Creative Process, Critical Method: Fiction as Analysis, Law's New Direction.
This paper argues the case for 'creative writing' in the university as a critical and analytical discipline, working in conjunction with such fields as sociology, history, philosophy, with particular assistance from the rules of evidence and courtroom procedure. The paper examines through a range of texts, Andrew Motion's Wainwright the Poisoner, Saramago's The History of the Siege of Lisbon, Peter Carey's Ned Kelly, Bernhard Schlink's The Reader, Salman Rushdie's Midnight's Children, W G Sebald's The Emigrants, the use of fictional devices to elicit, illustrate and analyse historical information, showing how fictions can be used to trial and test hypotheses drawn from an 'incomplete' context of established facts.
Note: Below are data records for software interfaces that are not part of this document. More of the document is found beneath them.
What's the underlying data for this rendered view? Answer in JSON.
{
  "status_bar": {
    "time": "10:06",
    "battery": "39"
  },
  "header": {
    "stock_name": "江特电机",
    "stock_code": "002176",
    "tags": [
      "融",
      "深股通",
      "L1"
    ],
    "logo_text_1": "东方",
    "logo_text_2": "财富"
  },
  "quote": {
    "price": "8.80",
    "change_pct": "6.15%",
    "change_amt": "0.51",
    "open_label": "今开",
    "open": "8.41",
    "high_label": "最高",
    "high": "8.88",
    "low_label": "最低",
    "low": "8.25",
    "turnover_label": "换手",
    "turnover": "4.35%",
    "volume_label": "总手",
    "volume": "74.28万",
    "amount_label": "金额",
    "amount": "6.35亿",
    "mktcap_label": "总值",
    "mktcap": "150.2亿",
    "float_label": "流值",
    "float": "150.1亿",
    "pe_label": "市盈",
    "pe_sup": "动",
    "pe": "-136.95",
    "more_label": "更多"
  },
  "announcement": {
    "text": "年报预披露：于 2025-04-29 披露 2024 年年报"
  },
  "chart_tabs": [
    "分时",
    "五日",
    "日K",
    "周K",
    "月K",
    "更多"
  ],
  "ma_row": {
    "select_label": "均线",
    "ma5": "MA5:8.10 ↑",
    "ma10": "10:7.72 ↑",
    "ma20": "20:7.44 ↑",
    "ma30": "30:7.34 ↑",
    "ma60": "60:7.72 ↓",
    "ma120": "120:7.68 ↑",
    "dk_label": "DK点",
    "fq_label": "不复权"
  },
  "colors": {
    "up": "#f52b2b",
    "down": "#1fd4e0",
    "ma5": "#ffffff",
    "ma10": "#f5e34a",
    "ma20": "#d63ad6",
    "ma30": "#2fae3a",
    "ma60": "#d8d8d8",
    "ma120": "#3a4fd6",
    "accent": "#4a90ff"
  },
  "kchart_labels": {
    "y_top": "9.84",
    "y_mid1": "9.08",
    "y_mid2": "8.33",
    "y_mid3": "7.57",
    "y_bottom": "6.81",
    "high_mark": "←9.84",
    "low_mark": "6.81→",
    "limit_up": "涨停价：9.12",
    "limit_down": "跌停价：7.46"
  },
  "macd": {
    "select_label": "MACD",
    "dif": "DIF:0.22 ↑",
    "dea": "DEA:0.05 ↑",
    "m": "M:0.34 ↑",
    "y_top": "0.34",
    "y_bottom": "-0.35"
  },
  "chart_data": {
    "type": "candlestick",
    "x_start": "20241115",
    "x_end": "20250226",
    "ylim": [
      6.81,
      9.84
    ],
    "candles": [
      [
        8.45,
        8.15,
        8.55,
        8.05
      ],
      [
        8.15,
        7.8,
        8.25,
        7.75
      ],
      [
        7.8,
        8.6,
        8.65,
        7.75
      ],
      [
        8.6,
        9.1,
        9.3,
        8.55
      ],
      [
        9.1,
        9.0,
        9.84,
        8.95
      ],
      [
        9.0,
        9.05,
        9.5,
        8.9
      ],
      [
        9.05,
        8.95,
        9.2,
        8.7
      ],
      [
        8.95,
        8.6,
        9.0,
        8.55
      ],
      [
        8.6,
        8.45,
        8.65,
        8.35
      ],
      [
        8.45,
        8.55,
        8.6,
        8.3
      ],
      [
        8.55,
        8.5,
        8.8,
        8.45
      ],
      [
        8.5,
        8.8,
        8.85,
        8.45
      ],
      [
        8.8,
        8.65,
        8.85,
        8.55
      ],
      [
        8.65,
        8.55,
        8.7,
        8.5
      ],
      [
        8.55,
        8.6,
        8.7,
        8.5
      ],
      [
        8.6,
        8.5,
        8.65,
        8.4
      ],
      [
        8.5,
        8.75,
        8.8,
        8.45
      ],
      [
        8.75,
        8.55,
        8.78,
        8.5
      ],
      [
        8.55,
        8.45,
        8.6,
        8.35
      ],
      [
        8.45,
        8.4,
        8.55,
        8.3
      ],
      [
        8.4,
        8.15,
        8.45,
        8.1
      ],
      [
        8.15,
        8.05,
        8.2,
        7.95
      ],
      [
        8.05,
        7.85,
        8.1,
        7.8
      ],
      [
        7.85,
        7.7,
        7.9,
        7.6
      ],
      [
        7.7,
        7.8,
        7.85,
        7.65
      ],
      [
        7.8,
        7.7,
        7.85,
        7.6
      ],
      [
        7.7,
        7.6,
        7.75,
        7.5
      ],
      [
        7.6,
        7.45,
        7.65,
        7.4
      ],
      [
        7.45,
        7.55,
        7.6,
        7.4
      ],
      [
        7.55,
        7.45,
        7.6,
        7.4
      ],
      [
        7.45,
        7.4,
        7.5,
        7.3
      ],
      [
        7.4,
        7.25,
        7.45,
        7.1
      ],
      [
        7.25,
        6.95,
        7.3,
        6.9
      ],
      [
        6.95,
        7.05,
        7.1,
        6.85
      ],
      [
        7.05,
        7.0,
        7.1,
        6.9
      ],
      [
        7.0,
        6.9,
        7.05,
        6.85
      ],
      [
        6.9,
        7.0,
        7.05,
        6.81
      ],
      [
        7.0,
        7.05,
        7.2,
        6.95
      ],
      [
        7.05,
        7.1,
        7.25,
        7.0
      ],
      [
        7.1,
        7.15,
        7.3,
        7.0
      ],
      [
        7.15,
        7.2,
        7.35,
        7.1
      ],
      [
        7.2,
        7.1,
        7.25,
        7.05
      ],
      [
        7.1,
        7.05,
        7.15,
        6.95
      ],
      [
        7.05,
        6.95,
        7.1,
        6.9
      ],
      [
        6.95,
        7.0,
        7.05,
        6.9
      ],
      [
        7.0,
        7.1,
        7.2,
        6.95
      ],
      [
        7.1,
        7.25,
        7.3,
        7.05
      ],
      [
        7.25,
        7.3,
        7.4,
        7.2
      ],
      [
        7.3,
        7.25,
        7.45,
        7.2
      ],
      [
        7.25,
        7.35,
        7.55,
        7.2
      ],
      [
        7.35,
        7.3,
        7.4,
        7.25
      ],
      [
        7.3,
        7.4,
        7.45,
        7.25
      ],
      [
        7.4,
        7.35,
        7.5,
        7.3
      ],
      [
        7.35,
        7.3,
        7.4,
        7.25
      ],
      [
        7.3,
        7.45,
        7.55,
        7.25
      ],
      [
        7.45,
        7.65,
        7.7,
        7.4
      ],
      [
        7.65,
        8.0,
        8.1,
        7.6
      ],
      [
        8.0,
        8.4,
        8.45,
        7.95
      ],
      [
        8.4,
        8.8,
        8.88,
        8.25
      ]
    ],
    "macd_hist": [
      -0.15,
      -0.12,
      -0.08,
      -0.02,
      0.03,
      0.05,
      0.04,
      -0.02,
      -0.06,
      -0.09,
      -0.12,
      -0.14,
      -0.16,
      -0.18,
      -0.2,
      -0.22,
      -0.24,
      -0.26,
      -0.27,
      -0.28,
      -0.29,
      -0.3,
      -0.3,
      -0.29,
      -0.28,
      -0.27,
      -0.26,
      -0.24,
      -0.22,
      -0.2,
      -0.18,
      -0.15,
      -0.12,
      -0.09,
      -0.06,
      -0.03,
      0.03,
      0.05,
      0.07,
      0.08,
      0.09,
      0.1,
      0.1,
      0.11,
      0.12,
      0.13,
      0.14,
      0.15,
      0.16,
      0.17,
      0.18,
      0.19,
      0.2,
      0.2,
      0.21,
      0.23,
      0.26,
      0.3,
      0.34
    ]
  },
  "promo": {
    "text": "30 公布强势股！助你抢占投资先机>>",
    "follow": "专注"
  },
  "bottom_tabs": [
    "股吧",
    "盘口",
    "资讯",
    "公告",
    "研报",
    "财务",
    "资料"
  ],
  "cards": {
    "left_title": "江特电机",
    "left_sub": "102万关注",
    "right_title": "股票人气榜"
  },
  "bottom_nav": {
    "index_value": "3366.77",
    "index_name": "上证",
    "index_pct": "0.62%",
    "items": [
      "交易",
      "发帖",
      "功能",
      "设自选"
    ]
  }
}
The paper then argues, in the context of these texts, that an even stronger basis for understanding the analytical power of fiction lies in the rules of evidence and techniques of legal advocacy, where narrative, fictionalising and multiple hypothesis (shifting the 'point of view', adjusting time-framing, subverting chronologies, etc) are routinely invoked to 'sift' stories, dismantle witness credibility, undermine spurious narrative coherence, and test and re-situate the meaning and the evidentiary value of the 'established facts'. Courtroom experience illustrates ways in which an overt fictionalising through successive hypothesis may offer a powerful truth-seeking device, of a kind that can produce radically new analytical perspectives, through the defamiliarising of established verities and through dramatisations of the extent to which almost any 'fact' – even material evidence – will shift in character and meaning according to narrative context. Reconfigured as a knowledge-based analytical discipline, 'creative writing' can play a special role not just in challenging and revitalising Literary Studies, but also in forging new partnerships with other core Humanities disciplines, offering the possibility of radically new forms of research, analysis, presentation and assessment.
Keywords: Creative Writing
Prof. Michael Meehan
Head of School, School of Communication and Creative Arts, Deakin University